Young, who was mayor from 1999 to 2005, will retire at the end of the year. He joined the organization in 2011.
With the flick of a switch, Jennifer Schubert’s two children, ages 2 and 6, marveled at the 10-foot-tall Fraser fir lighting up her family’s Augusta home.
The tree, one of 500 donated Thursday to low-ranking active-duty military personnel and their families during Fort Gordon’s sixth annual Trees for Troops giveaway, glowed with multicolored lights and tinsel.
It just needed one thing though – a soldier to top it with the ceremonial star.
A top official from the Humane Society of the United States will join a rally Saturday protesting the use of dogs in animal experiments at Georgia Regents University.
Kathleen Conlee, the vice president for animal research issues at the Humane Society, said she decided to attend “The Million Dog Walk on GRU Dental” because the Augusta area has shown extensive support since the Humane Society released an investigation it believes shows questionable practices in a dental implant experiment on dogs.
WASHINGTON — Counting himself among the millions influenced by Nelson Mandela, President Obama on Thursday mourned the death of the anti-apartheid icon, declaring: “He no longer belongs to us. He belongs to the ages.”
“I am one of the countless millions who drew inspiration from Nelson Mandela’s life,” Obama said in a somber appearance at the White House. “And like so many around the globe, I cannot fully imagine my own life without the example that Nelson Mandela set.”

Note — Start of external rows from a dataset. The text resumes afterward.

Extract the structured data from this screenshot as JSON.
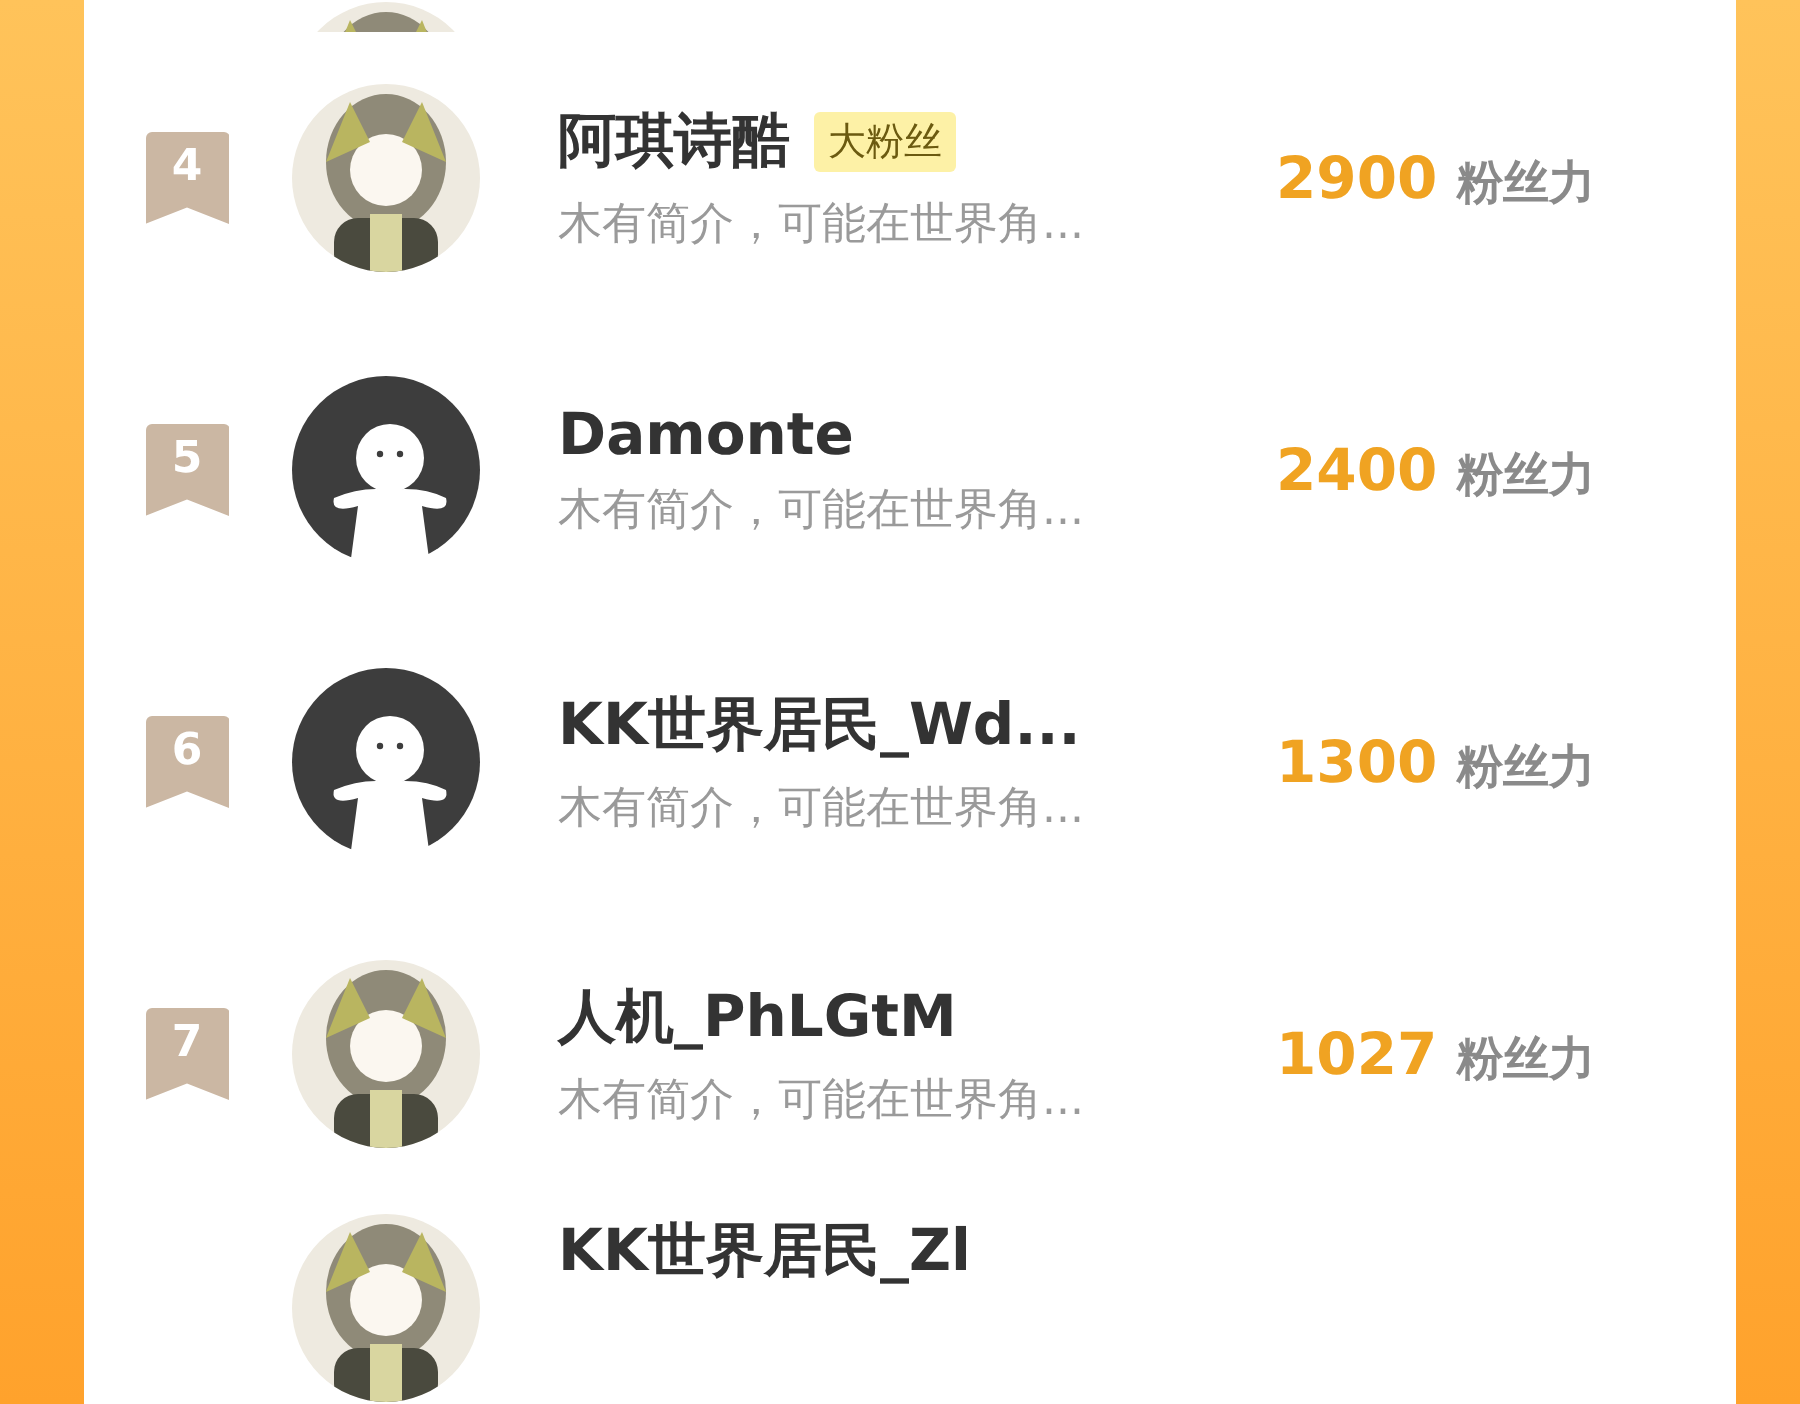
{
  "rows": [
    {
      "rank": "4",
      "name": "阿琪诗酷",
      "tag": "大粉丝",
      "intro": "木有简介，可能在世界角...",
      "score": "2900",
      "unit": "粉丝力"
    },
    {
      "rank": "5",
      "avatar": {
        "kind": "default"
      },
      "name": "Damonte",
      "intro": "木有简介，可能在世界角...",
      "score": "2400",
      "unit": "粉丝力"
    },
    {
      "rank": "6",
      "avatar": {
        "kind": "default"
      },
      "name": "KK世界居民_Wd...",
      "intro": "木有简介，可能在世界角...",
      "score": "1300",
      "unit": "粉丝力"
    },
    {
      "rank": "7",
      "name": "人机_PhLGtM",
      "intro": "木有简介，可能在世界角...",
      "score": "1027",
      "unit": "粉丝力"
    },
    {
      "name": "KK世界居民_Zl"
    }
  ]
}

"He achieved more than could be expected of any man," Obama said.